::: DATA SUPPLIED

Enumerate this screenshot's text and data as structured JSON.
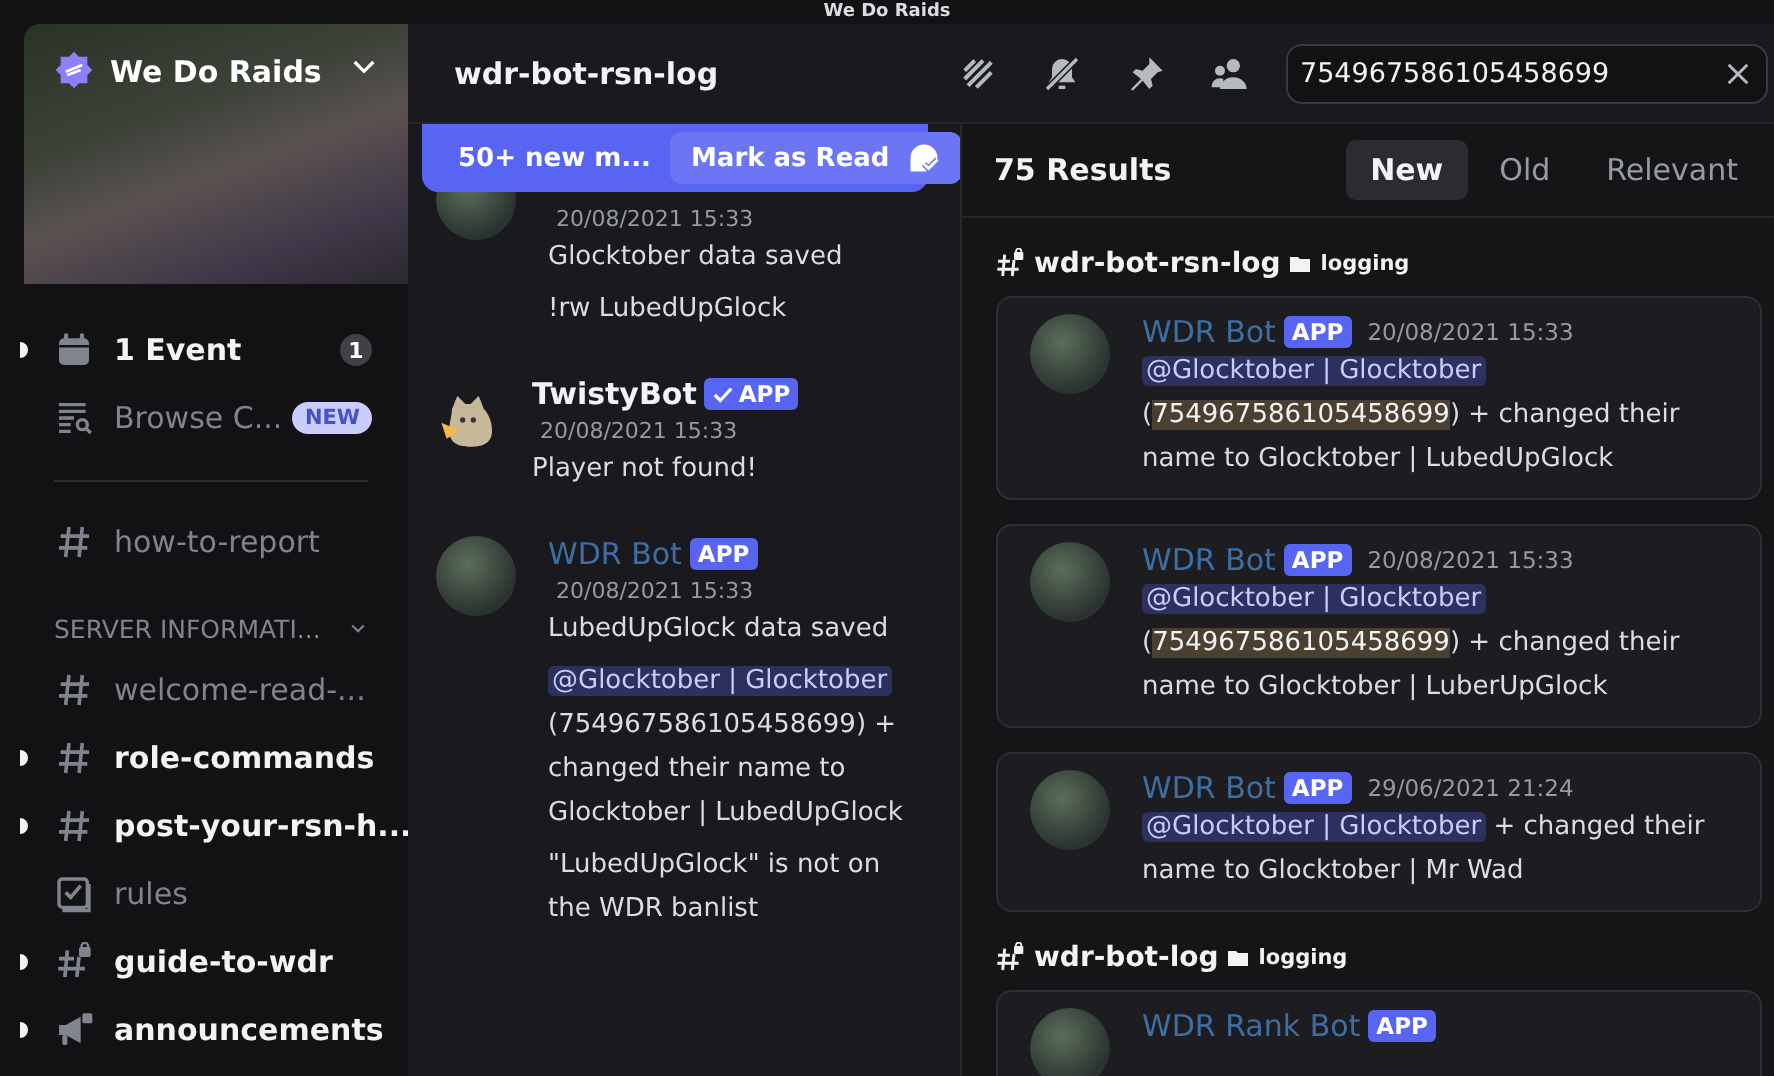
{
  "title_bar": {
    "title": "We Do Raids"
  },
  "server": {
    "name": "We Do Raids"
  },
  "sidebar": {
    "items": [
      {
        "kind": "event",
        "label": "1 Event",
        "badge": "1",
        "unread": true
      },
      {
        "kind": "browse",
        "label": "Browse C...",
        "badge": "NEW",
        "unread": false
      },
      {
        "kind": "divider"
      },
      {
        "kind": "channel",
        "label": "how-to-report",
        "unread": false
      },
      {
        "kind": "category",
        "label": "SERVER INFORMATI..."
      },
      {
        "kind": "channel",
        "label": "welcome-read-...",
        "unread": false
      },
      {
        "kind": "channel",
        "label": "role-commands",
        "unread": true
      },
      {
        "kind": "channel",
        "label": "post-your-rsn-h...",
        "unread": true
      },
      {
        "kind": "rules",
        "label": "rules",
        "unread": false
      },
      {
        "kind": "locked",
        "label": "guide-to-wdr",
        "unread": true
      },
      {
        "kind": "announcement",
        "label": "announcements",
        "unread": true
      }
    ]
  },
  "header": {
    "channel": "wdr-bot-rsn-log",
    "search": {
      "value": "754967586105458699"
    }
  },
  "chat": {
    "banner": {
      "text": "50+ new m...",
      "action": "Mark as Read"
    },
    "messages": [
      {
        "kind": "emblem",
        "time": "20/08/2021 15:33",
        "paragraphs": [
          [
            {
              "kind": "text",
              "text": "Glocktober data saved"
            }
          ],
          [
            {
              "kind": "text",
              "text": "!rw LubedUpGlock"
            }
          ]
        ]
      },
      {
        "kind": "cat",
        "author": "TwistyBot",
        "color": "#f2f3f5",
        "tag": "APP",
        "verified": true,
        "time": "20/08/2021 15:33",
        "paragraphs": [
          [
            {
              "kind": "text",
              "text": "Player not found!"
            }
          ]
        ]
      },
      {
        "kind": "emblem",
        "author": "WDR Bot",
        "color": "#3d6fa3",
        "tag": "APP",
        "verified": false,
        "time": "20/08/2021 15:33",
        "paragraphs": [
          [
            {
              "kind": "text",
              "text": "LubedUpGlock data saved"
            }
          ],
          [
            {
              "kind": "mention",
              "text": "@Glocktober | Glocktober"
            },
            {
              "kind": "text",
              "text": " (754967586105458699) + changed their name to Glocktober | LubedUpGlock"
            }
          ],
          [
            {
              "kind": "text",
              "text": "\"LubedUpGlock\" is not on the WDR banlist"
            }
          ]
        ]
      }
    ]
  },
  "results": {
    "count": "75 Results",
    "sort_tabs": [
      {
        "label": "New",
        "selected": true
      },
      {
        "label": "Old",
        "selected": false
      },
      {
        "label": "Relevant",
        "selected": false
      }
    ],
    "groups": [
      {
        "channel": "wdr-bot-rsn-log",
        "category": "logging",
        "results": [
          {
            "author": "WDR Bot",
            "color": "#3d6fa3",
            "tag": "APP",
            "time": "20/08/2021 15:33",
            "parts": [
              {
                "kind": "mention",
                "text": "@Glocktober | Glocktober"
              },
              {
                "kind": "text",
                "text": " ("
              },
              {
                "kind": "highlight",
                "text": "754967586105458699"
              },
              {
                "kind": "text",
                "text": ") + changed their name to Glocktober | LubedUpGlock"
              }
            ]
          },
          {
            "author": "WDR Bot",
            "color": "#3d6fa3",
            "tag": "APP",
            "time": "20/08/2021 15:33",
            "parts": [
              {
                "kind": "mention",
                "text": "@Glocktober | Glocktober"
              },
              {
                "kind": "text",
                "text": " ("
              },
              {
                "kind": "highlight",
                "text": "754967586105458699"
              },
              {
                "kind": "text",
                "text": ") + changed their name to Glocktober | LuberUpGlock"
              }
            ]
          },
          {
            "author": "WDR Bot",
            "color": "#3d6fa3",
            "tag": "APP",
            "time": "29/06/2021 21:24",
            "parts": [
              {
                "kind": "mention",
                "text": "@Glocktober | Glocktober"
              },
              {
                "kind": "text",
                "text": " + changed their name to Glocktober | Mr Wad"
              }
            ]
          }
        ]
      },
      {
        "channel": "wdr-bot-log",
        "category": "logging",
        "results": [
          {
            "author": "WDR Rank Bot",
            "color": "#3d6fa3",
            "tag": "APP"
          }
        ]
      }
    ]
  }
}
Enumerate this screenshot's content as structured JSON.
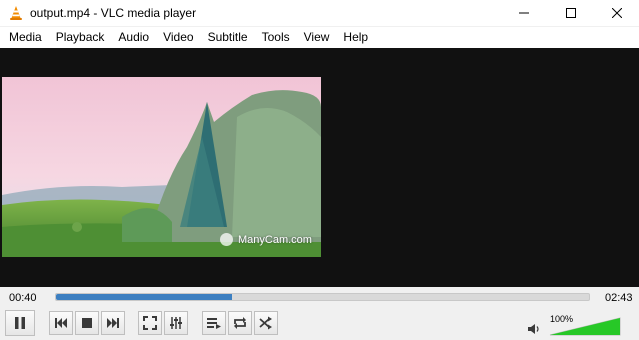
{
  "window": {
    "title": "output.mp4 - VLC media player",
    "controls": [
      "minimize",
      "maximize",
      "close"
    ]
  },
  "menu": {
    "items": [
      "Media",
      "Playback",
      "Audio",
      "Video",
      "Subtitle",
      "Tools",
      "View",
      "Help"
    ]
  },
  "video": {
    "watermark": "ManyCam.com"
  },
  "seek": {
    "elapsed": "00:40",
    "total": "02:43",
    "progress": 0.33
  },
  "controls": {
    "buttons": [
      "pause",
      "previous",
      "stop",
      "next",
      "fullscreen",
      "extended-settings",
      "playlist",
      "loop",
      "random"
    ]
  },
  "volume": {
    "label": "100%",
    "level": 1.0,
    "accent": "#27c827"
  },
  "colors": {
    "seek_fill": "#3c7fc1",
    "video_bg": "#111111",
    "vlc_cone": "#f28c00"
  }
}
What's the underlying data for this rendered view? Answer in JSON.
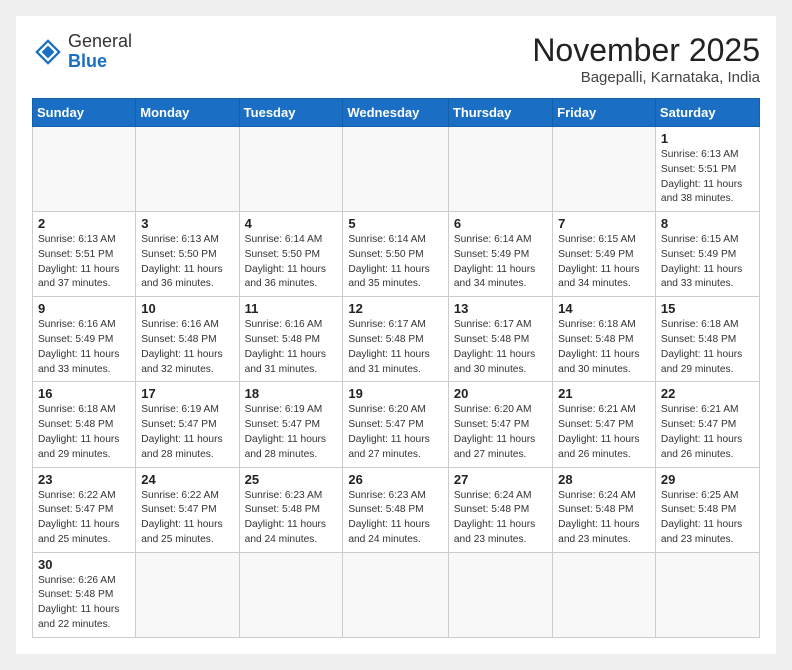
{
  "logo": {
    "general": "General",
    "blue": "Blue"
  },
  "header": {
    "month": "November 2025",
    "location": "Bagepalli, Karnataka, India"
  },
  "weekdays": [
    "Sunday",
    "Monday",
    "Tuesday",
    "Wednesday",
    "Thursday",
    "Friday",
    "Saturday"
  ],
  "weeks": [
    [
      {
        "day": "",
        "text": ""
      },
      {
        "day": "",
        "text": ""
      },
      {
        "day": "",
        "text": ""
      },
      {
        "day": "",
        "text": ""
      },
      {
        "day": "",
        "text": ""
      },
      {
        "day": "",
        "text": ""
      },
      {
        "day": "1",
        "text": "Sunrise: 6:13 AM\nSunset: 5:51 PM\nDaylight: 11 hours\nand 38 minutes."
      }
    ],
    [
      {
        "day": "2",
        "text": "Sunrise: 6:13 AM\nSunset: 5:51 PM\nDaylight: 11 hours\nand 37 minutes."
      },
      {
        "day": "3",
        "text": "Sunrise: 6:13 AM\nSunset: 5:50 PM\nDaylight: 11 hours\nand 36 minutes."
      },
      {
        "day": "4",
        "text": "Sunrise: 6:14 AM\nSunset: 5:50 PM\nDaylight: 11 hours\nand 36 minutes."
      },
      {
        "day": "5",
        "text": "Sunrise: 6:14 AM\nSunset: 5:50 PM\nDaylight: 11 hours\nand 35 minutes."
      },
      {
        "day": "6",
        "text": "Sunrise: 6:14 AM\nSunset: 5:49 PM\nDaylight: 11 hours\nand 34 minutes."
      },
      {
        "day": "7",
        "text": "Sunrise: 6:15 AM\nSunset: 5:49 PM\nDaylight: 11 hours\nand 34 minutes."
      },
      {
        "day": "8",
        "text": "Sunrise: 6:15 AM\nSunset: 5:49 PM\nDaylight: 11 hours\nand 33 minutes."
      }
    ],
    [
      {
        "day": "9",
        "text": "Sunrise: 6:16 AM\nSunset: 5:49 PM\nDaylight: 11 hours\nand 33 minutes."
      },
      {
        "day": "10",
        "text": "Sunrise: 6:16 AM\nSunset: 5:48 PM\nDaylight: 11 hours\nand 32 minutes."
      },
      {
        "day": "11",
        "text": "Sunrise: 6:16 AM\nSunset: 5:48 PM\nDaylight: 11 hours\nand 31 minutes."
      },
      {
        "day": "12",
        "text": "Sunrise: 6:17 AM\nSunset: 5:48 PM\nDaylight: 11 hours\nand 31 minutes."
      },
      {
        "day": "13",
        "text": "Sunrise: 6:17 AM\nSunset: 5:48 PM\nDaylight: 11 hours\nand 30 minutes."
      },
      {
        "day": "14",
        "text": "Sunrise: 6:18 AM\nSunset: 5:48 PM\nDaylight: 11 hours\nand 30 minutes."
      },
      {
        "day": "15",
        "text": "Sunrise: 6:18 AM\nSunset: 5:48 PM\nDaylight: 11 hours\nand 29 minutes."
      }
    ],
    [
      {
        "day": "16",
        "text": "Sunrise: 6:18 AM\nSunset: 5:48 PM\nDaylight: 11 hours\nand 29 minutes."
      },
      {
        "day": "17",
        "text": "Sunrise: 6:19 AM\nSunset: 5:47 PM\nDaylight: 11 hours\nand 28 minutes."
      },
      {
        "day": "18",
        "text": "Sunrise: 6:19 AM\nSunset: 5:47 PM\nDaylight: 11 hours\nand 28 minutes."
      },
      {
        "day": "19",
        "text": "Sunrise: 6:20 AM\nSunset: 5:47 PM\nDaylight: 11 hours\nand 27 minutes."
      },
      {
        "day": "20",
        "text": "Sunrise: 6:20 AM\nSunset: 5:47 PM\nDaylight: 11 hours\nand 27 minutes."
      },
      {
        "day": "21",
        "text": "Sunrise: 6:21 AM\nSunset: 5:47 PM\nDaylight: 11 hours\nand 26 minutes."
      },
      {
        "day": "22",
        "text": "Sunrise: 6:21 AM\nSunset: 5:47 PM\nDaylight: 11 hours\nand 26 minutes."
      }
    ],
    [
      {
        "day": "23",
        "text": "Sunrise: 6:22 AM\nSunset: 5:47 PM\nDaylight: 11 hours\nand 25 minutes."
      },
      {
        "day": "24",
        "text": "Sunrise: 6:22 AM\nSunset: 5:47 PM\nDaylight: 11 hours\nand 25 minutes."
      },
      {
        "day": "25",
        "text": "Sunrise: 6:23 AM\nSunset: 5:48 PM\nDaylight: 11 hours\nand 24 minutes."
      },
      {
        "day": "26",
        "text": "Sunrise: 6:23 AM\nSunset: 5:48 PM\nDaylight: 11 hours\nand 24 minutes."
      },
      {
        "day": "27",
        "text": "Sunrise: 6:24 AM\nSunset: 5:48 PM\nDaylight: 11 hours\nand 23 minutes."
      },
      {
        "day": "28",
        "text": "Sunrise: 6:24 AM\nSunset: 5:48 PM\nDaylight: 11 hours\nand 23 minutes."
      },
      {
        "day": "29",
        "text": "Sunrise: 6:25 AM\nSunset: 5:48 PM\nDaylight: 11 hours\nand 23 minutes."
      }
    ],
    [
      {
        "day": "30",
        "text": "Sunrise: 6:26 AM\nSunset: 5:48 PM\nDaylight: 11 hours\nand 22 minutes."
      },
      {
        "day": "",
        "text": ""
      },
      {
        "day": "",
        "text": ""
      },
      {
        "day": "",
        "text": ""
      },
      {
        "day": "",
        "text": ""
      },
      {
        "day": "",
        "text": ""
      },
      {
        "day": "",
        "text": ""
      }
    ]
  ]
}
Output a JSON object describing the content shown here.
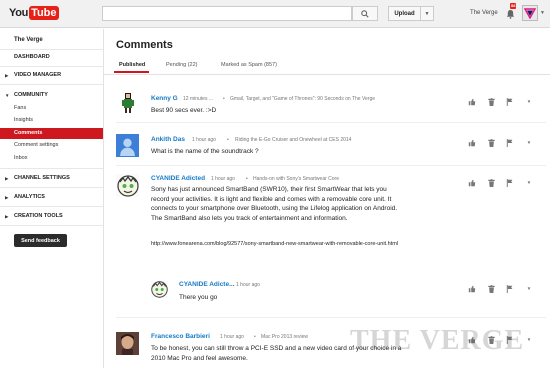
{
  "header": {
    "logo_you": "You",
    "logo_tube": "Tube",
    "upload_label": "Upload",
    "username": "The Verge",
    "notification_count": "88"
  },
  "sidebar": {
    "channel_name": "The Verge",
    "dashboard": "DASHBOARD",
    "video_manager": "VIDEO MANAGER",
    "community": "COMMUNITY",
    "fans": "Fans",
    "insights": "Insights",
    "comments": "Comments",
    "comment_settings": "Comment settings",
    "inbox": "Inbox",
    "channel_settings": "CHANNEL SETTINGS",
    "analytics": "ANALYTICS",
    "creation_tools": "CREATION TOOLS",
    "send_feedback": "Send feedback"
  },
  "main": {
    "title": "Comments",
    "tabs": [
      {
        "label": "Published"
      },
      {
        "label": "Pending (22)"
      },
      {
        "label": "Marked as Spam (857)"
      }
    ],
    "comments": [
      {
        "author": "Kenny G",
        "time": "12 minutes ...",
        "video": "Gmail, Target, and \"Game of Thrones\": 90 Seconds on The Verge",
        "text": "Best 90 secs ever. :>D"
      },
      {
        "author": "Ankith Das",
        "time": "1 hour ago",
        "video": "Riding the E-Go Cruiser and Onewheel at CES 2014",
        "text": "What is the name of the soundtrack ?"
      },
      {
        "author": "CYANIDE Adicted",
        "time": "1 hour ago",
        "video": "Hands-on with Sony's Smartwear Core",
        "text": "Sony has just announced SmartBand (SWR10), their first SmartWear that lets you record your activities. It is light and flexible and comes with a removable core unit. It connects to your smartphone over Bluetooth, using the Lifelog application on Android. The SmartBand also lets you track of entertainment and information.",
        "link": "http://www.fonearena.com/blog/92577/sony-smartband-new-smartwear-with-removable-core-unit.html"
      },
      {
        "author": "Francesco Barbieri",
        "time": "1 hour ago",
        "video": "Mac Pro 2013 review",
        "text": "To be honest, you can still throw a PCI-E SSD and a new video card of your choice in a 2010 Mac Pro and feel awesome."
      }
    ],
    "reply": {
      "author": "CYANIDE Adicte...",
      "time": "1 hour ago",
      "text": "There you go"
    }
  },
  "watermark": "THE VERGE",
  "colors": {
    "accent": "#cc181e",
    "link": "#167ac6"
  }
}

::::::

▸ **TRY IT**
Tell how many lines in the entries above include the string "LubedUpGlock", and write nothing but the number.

▸ **TASK RESPONSE**
5